Terrorism Trials: Military Commissions

On the Constitution's Presumptive Application in the 9/11 Case

By Wells Bennett
Tuesday, January 15, 2013, 5:31 PM

Judge James Pohl apparently has rejected the defense's bid, in the 9/11 case, to presume (subject to rebuttal) the Constitution's application to military commission proceedings.

We don't have the court's order yet, but we do have this statement from James Connell III, lawyer for 9/11 accused Ammar al-Baluchi.  It provides, in full:

Today, the military commission ruled (AE057C) that it will not presume that the U.S. Constitution governs proceedings at the Guantanamo Bay military commissions. “The United States cannot avoid the requirements of the Founding Fathers simply by holding a trial at an overseas military base,” said James Connell, counsel for accused logistical co‐conspirator Ammar al Baluchi. “The United States must abide by the limitations contained in its foundational document, regardless of where places
its tribunal.”

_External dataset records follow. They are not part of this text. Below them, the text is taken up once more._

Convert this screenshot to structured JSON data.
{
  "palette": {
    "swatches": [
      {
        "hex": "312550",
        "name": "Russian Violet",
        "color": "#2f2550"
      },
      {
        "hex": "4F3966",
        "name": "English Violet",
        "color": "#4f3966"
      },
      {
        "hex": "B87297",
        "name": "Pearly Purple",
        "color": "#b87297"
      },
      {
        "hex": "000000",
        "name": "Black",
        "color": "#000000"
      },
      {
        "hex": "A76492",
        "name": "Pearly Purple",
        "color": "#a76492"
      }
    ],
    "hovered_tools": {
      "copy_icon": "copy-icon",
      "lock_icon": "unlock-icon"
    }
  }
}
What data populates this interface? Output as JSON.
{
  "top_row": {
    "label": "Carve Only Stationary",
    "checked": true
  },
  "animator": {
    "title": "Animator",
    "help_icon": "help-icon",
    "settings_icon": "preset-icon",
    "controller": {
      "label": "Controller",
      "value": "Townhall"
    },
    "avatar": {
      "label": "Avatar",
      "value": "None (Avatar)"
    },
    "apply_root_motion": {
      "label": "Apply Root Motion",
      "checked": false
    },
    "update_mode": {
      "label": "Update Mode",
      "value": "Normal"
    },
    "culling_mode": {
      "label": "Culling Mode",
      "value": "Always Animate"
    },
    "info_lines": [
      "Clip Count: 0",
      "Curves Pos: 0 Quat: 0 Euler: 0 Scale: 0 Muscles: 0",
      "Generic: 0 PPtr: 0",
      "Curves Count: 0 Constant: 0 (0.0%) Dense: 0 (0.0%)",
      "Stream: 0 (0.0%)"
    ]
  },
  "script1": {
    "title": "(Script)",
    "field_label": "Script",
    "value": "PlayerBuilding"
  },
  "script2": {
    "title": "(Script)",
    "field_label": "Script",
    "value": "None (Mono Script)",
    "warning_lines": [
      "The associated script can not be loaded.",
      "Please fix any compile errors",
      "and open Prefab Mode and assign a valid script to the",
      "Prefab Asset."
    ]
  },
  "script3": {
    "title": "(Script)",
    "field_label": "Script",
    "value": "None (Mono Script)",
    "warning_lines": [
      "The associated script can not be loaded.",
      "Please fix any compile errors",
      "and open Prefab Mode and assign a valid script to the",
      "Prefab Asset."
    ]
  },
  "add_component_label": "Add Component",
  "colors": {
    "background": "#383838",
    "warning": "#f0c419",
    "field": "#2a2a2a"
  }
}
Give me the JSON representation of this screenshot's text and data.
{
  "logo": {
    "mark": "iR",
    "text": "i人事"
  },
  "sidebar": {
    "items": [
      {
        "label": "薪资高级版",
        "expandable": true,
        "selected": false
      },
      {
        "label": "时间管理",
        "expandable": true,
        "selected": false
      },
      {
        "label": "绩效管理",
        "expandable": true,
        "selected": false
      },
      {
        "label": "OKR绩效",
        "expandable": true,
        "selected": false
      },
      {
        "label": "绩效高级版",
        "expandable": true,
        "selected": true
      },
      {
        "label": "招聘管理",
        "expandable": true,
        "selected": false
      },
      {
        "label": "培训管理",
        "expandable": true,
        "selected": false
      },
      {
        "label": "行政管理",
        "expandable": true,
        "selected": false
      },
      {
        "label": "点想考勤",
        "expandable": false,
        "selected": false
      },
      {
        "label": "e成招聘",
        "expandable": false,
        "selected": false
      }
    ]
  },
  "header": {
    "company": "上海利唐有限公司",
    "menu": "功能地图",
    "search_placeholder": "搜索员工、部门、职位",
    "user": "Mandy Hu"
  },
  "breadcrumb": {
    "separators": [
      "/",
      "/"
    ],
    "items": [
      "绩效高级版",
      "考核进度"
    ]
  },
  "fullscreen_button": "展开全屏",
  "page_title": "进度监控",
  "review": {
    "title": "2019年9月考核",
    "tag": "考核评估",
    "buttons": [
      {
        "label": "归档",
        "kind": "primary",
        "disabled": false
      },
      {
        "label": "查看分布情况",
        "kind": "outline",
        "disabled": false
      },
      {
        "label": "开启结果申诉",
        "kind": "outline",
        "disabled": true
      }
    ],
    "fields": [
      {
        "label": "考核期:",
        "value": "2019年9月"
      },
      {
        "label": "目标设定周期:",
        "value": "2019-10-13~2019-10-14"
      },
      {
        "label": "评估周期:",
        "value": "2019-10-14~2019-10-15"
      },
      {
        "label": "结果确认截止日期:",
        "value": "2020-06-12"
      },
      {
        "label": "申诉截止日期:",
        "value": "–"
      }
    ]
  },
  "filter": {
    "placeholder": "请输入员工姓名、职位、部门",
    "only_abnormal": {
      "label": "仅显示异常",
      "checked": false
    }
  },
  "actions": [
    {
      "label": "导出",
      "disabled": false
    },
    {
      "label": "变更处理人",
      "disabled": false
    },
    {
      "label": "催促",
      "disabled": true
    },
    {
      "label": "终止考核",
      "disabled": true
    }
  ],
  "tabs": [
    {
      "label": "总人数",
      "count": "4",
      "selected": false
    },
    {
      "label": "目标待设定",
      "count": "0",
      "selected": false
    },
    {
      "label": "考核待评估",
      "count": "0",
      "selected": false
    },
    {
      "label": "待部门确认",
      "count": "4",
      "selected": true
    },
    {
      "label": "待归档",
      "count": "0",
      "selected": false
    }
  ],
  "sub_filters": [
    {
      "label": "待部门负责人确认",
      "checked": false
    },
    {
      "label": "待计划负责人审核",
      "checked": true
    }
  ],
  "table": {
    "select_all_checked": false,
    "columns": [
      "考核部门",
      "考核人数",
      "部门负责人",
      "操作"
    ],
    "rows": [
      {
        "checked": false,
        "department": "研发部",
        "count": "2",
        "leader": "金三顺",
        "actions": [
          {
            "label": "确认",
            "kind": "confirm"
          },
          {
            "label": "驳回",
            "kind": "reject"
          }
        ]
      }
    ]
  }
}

At a hearing in October, the defense asked the military commission to presume that the United States Constitution governed its actions unless the prosecution demonstrated that a particular protection was inapplicable (AE057). The defense relied on the 2008 case of Boumediene v. Bush, in which the Supreme Court ruled that Constitutional provisions applied at Guantanamo Bay unless they
are “impracticable and anomalous.” The prosecution opposed this motion, arguing that it was unclear which provisions of the Constitution governed Guantanamo Bay (AE057A).

Today, the military commission sided with the prosecution and denied the defense request to presume the applicability of the Constitution. The military commission ruling (AE057C) will be posted on the military commissions website following a security review.